Grammar is a science dealing with the formulation of the proper methods of verbal expression and communication, i.e., the methods of organizing words (concepts) into sentences. Grammar pertains to the actions of consciousness, and involves a number of special concepts — such as conjunctions, which are concepts denoting relationships among thoughts (“and,” “but,” “or,” etc.). These concepts are formed by retaining the distinguishing characteristics of the relationship and omitting the particular thoughts involved.
Adverbs are concepts of the characteristics of motion (or action); they are formed by specifying a characteristic and omitting the measurements of the motion and of the entities involved — e.g., “rapidly,” which may be applied to “walking” or “swimming” or “speaking,” etc., with the measurement of what is “rapid” left open and depending, in any given case, on the type of motion involved.
Prepositions are concepts of relationships, predominantly of spatial or temporal relationships, among existents; they are formed by specifying the relationship and omitting the measurements of the existents and of the space or time involved — e.g., “on,” “in,” “above,” “after,” etc.

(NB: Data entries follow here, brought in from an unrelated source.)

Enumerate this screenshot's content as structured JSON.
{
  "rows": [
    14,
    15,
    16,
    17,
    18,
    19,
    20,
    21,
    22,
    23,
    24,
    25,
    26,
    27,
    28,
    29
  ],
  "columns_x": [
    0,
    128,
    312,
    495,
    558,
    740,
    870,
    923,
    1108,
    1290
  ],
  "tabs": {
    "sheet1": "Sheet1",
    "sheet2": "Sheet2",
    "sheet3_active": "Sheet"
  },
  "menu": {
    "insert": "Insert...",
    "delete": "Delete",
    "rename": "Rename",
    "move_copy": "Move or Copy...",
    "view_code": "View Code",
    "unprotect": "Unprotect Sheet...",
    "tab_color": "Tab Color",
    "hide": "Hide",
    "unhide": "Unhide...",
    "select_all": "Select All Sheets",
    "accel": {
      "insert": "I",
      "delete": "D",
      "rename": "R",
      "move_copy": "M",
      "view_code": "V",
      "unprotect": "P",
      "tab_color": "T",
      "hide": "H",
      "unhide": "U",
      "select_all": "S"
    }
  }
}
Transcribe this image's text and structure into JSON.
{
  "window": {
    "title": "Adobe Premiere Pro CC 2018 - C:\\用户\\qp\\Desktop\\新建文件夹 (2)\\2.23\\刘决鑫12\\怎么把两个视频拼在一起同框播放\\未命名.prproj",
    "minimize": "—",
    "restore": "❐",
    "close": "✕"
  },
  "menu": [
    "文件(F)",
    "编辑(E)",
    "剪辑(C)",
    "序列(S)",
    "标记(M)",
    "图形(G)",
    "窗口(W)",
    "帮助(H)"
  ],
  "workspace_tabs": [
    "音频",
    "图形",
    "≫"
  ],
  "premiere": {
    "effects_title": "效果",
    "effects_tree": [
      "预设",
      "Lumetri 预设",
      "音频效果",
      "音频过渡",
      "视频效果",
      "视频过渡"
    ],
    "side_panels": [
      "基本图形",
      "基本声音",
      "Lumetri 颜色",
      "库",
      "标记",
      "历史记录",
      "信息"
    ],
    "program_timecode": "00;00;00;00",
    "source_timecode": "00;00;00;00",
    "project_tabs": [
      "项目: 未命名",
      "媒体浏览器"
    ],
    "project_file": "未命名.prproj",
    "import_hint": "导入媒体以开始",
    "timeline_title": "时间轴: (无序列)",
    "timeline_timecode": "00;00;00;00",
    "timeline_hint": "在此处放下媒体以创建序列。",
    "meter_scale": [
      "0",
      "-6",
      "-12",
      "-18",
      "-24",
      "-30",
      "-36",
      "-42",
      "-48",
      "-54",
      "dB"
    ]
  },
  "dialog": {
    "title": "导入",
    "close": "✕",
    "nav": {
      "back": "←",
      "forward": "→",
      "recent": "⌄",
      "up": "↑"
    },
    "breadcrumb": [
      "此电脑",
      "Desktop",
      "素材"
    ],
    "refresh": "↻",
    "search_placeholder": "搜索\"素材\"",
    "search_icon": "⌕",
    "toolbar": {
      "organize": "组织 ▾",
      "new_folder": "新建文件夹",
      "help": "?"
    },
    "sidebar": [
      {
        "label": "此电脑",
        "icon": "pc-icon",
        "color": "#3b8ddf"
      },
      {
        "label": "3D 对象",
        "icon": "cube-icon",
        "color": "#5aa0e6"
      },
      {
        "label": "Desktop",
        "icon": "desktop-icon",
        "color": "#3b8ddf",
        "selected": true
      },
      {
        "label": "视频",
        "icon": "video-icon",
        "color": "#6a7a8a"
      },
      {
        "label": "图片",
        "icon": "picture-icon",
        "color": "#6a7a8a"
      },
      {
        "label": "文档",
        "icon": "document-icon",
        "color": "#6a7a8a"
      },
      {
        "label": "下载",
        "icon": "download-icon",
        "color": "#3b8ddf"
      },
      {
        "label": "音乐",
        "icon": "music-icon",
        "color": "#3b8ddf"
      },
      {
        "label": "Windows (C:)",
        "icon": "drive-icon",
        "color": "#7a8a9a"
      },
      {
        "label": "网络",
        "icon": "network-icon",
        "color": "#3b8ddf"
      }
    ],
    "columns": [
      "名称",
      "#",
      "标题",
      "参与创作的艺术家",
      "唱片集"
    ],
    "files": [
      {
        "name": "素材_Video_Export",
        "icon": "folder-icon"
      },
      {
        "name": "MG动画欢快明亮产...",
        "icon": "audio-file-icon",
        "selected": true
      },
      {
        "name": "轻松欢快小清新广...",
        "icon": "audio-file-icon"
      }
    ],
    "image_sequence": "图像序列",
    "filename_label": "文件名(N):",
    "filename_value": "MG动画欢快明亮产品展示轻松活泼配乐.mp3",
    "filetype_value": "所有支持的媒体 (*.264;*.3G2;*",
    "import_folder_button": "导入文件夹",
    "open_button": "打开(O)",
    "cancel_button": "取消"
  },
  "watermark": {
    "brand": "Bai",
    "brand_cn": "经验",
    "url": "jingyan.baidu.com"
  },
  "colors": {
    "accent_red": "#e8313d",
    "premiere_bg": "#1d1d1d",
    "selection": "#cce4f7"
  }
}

Adjectives are concepts of attributes or of characteristics. Pronouns belong to the category of concepts of entities. Conjunctions are concepts of relationships among thoughts, and belong to the category of concepts of consciousness.
The purpose of conjunctions is verbal economy: they serve to integrate and/or condense the content of certain thoughts.
For instance, the word “and” serves to integrate a number of facts into one thought. If one says: “Smith, Jones and Brown are walking,” the “and” indicates that the observation “are walking” applies to the three individuals named. Is there an object in reality corresponding to the word “and”? No. Is there a fact in reality corresponding to the word “and”? Yes. The fact is that three men are walking — and that the word “and” integrates into one thought a fact which otherwise would have to be expressed by: “Smith is walking. Jones is walking. Brown is walking.”
The word “but” serves to indicate an exception to or a contradiction of the possible implications of a given thought. If one says: “She is beautiful, but dumb,” the “but” serves to condense the following thoughts: “This girl is beautiful. Beauty is a positive attribute, a value. Before you conclude that this girl is valuable, you must consider also her negative attribute: she is dumb.” If one says: “I work every day, but not on Sunday,” the “but” indicates an exception and condenses the following: “I work on Monday. I work on Tuesday. (And so on, four more times.) My activity on Sunday is different: I do not work on Sunday.”
(These examples are for the benefit of those victims of modern philosophy who are taught by Linguistic Analysis that there is no way to derive conjunctions from experience, i.e., from the facts of reality.)